The records are to be restated in their entirety, word for word.

(Saved data entries)
——
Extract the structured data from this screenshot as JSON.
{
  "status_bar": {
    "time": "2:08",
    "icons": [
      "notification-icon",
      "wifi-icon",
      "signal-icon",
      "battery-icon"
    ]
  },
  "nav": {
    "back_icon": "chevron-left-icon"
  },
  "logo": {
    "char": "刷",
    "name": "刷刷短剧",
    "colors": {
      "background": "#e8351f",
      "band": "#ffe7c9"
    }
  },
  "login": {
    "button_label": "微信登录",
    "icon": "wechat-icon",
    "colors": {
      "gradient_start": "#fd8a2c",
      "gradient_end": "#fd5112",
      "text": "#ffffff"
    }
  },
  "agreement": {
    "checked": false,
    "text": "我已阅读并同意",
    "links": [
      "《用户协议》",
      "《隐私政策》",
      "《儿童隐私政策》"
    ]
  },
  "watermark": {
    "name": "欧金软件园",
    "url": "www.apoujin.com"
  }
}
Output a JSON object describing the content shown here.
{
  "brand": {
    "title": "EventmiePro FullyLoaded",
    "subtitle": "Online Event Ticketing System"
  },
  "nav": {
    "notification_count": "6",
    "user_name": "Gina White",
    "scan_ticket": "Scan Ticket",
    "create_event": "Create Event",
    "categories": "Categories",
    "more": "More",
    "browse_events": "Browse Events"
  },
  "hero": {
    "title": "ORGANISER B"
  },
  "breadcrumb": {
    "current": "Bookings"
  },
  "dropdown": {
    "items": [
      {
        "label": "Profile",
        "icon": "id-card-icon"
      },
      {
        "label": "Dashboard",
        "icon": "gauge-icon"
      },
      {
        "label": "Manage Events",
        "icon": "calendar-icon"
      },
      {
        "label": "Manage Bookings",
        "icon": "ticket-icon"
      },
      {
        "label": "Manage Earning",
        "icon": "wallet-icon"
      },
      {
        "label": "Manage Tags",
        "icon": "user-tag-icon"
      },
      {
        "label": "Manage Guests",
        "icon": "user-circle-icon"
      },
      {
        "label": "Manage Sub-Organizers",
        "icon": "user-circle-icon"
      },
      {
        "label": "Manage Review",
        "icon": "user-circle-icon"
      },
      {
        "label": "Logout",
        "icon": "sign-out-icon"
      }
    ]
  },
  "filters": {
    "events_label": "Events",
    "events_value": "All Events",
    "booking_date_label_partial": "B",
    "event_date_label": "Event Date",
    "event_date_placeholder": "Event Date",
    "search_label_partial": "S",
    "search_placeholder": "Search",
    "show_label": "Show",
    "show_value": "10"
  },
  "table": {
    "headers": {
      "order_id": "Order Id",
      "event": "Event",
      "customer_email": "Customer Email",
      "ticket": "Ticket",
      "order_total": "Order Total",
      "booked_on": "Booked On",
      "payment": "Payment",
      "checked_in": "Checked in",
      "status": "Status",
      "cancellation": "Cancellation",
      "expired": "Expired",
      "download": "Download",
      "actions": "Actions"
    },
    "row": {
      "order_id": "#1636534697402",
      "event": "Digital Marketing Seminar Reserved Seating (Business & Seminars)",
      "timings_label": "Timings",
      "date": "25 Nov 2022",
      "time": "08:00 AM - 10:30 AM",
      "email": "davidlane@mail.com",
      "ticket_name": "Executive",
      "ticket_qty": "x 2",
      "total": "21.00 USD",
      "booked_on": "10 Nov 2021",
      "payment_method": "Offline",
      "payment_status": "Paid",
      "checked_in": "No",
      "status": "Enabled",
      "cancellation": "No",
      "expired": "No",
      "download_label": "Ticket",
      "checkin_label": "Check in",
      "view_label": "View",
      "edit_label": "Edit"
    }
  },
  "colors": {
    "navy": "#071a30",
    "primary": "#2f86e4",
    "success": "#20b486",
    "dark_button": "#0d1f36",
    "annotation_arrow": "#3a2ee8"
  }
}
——
◆ Task output
Extract the structured data from this screenshot as JSON.
{
  "status_bar": {
    "time": "2:08",
    "icons": [
      "notification-icon",
      "wifi-icon",
      "signal-icon",
      "battery-icon"
    ]
  },
  "nav": {
    "back_icon": "chevron-left-icon"
  },
  "logo": {
    "char": "刷",
    "name": "刷刷短剧",
    "colors": {
      "background": "#e8351f",
      "band": "#ffe7c9"
    }
  },
  "login": {
    "button_label": "微信登录",
    "icon": "wechat-icon",
    "colors": {
      "gradient_start": "#fd8a2c",
      "gradient_end": "#fd5112",
      "text": "#ffffff"
    }
  },
  "agreement": {
    "checked": false,
    "text": "我已阅读并同意",
    "links": [
      "《用户协议》",
      "《隐私政策》",
      "《儿童隐私政策》"
    ]
  },
  "watermark": {
    "name": "欧金软件园",
    "url": "www.apoujin.com"
  }
}
Output a JSON object describing the content shown here.
{
  "brand": {
    "title": "EventmiePro FullyLoaded",
    "subtitle": "Online Event Ticketing System"
  },
  "nav": {
    "notification_count": "6",
    "user_name": "Gina White",
    "scan_ticket": "Scan Ticket",
    "create_event": "Create Event",
    "categories": "Categories",
    "more": "More",
    "browse_events": "Browse Events"
  },
  "hero": {
    "title": "ORGANISER B"
  },
  "breadcrumb": {
    "current": "Bookings"
  },
  "dropdown": {
    "items": [
      {
        "label": "Profile",
        "icon": "id-card-icon"
      },
      {
        "label": "Dashboard",
        "icon": "gauge-icon"
      },
      {
        "label": "Manage Events",
        "icon": "calendar-icon"
      },
      {
        "label": "Manage Bookings",
        "icon": "ticket-icon"
      },
      {
        "label": "Manage Earning",
        "icon": "wallet-icon"
      },
      {
        "label": "Manage Tags",
        "icon": "user-tag-icon"
      },
      {
        "label": "Manage Guests",
        "icon": "user-circle-icon"
      },
      {
        "label": "Manage Sub-Organizers",
        "icon": "user-circle-icon"
      },
      {
        "label": "Manage Review",
        "icon": "user-circle-icon"
      },
      {
        "label": "Logout",
        "icon": "sign-out-icon"
      }
    ]
  },
  "filters": {
    "events_label": "Events",
    "events_value": "All Events",
    "booking_date_label_partial": "B",
    "event_date_label": "Event Date",
    "event_date_placeholder": "Event Date",
    "search_label_partial": "S",
    "search_placeholder": "Search",
    "show_label": "Show",
    "show_value": "10"
  },
  "table": {
    "headers": {
      "order_id": "Order Id",
      "event": "Event",
      "customer_email": "Customer Email",
      "ticket": "Ticket",
      "order_total": "Order Total",
      "booked_on": "Booked On",
      "payment": "Payment",
      "checked_in": "Checked in",
      "status": "Status",
      "cancellation": "Cancellation",
      "expired": "Expired",
      "download": "Download",
      "actions": "Actions"
    },
    "row": {
      "order_id": "#1636534697402",
      "event": "Digital Marketing Seminar Reserved Seating (Business & Seminars)",
      "timings_label": "Timings",
      "date": "25 Nov 2022",
      "time": "08:00 AM - 10:30 AM",
      "email": "davidlane@mail.com",
      "ticket_name": "Executive",
      "ticket_qty": "x 2",
      "total": "21.00 USD",
      "booked_on": "10 Nov 2021",
      "payment_method": "Offline",
      "payment_status": "Paid",
      "checked_in": "No",
      "status": "Enabled",
      "cancellation": "No",
      "expired": "No",
      "download_label": "Ticket",
      "checkin_label": "Check in",
      "view_label": "View",
      "edit_label": "Edit"
    }
  },
  "colors": {
    "navy": "#071a30",
    "primary": "#2f86e4",
    "success": "#20b486",
    "dark_button": "#0d1f36",
    "annotation_arrow": "#3a2ee8"
  }
}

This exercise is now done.